[BERLIN] Switzerland's financial regulator banned six former UBS Group AG employees from working in the industry for as long as five years, making them the first individuals punished in the global currency-rigging scandal.
The former managers and traders were "directly responsible for serious breaches of regulation at UBS in this business," Finma said in a statement Thursday, without disclosing any names.
Proceedings against four other UBS currency traders were dropped in August after they were given "reprimands," and one other case is continuing, the regulator said.
"Those responsible for the management of foreign exchange trading tolerated, and at times encouraged, behavior which was improper and against the interests of clients," the Swiss regulator said.
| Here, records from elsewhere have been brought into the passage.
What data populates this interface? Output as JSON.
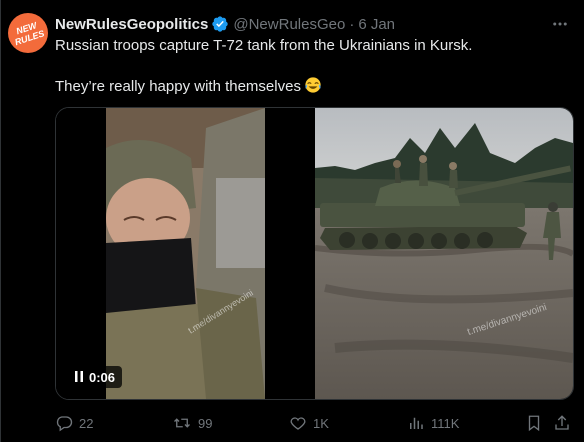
{
  "tweet": {
    "author_name": "NewRulesGeopolitics",
    "handle": "@NewRulesGeo",
    "separator": "·",
    "date": "6 Jan",
    "text_line1": "Russian troops capture T-72 tank from the Ukrainians in Kursk.",
    "text_line2": "They’re really happy with themselves",
    "avatar_text": "NEW RULES"
  },
  "media": {
    "video_time": "0:06",
    "watermark_left": "t.me/divannyevoini",
    "watermark_right": "t.me/divannyevoini"
  },
  "actions": {
    "replies": "22",
    "reposts": "99",
    "likes": "1K",
    "views": "111K"
  },
  "colors": {
    "background": "#000000",
    "text": "#e7e9ea",
    "muted": "#71767b",
    "verified": "#1d9bf0",
    "avatar": "#f36b3b"
  }
}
"Although managers were aware that traders were able to use chat groups to share information and knew of the risks associated with this behavior, they failed to implement adequate systems and controls and to consistently monitor compliance."
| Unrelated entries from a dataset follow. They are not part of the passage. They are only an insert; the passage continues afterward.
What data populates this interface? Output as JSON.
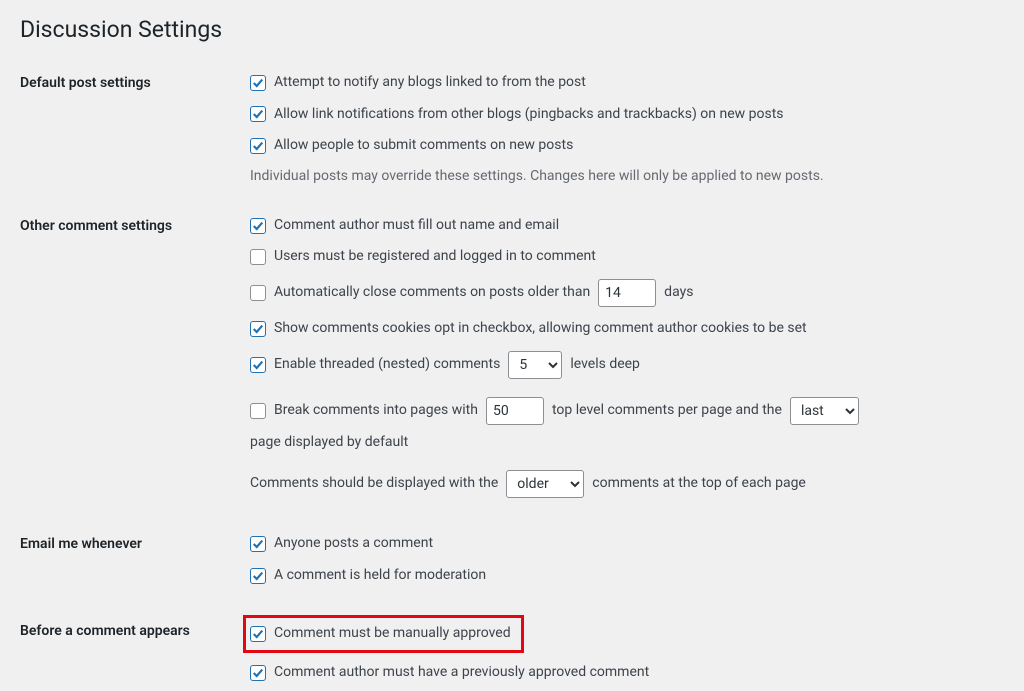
{
  "page_title": "Discussion Settings",
  "sections": {
    "default_post": {
      "heading": "Default post settings",
      "notify_blogs": "Attempt to notify any blogs linked to from the post",
      "allow_pingbacks": "Allow link notifications from other blogs (pingbacks and trackbacks) on new posts",
      "allow_comments": "Allow people to submit comments on new posts",
      "note": "Individual posts may override these settings. Changes here will only be applied to new posts."
    },
    "other_comment": {
      "heading": "Other comment settings",
      "fill_name_email": "Comment author must fill out name and email",
      "must_register": "Users must be registered and logged in to comment",
      "auto_close_pre": "Automatically close comments on posts older than",
      "auto_close_days_value": "14",
      "auto_close_post": "days",
      "cookies_opt": "Show comments cookies opt in checkbox, allowing comment author cookies to be set",
      "threaded_pre": "Enable threaded (nested) comments",
      "threaded_value": "5",
      "threaded_post": "levels deep",
      "break_pre": "Break comments into pages with",
      "break_value": "50",
      "break_mid": "top level comments per page and the",
      "break_select_value": "last",
      "break_post": "page displayed by default",
      "display_pre": "Comments should be displayed with the",
      "display_value": "older",
      "display_post": "comments at the top of each page"
    },
    "email_me": {
      "heading": "Email me whenever",
      "anyone_posts": "Anyone posts a comment",
      "held_moderation": "A comment is held for moderation"
    },
    "before_appears": {
      "heading": "Before a comment appears",
      "manual_approve": "Comment must be manually approved",
      "prev_approved": "Comment author must have a previously approved comment"
    }
  }
}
While more than 30 traders have been fired, suspended or put on leave, before today, no individuals had been punished by authorities in relation to the foreign-exchange manipulation scandal, which has seen seven banks fined about US$10 billion by global authorities. UK prosecutors are conducting a criminal probe into the scandal.
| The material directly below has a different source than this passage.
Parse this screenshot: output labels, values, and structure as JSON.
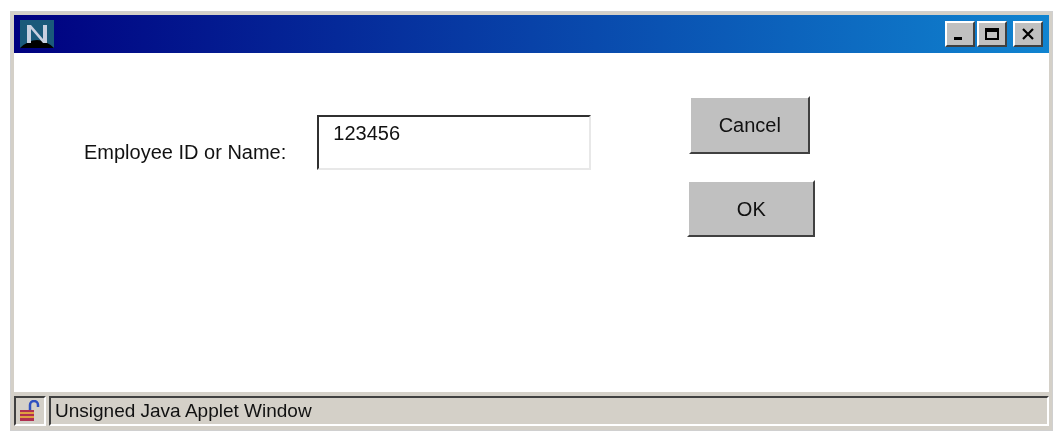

Mark Hengel, a spokesman for UBS, declined to comment on the announcement.
The UBS traders are among 11 ex-employees Finma said it was investigating in November 2014, when it ordered UBS to give up 134 million Swiss francs (S$190.1 million) in profits, after it "severely violated" proper conduct in currency markets.
UBS's former head of global foreign exchange trading has been suspended from senior management positions in the Swiss finance industry for four years, and the Zurich-based bank's former global foreign exchange spot trading chief for five years, Finma said Thursday.
Finma focused its investigation on allegations the individuals had abused clients through practices such as front- running, excessive markups and deliberately triggering stop-loss orders, according to a Finma letter sent to the traders seen by Bloomberg.
Traders spoke openly in chat rooms of their attempts to manipulate currency benchmarks such as the 4 pm WM/Reuters fix, according to global settlements with regulators.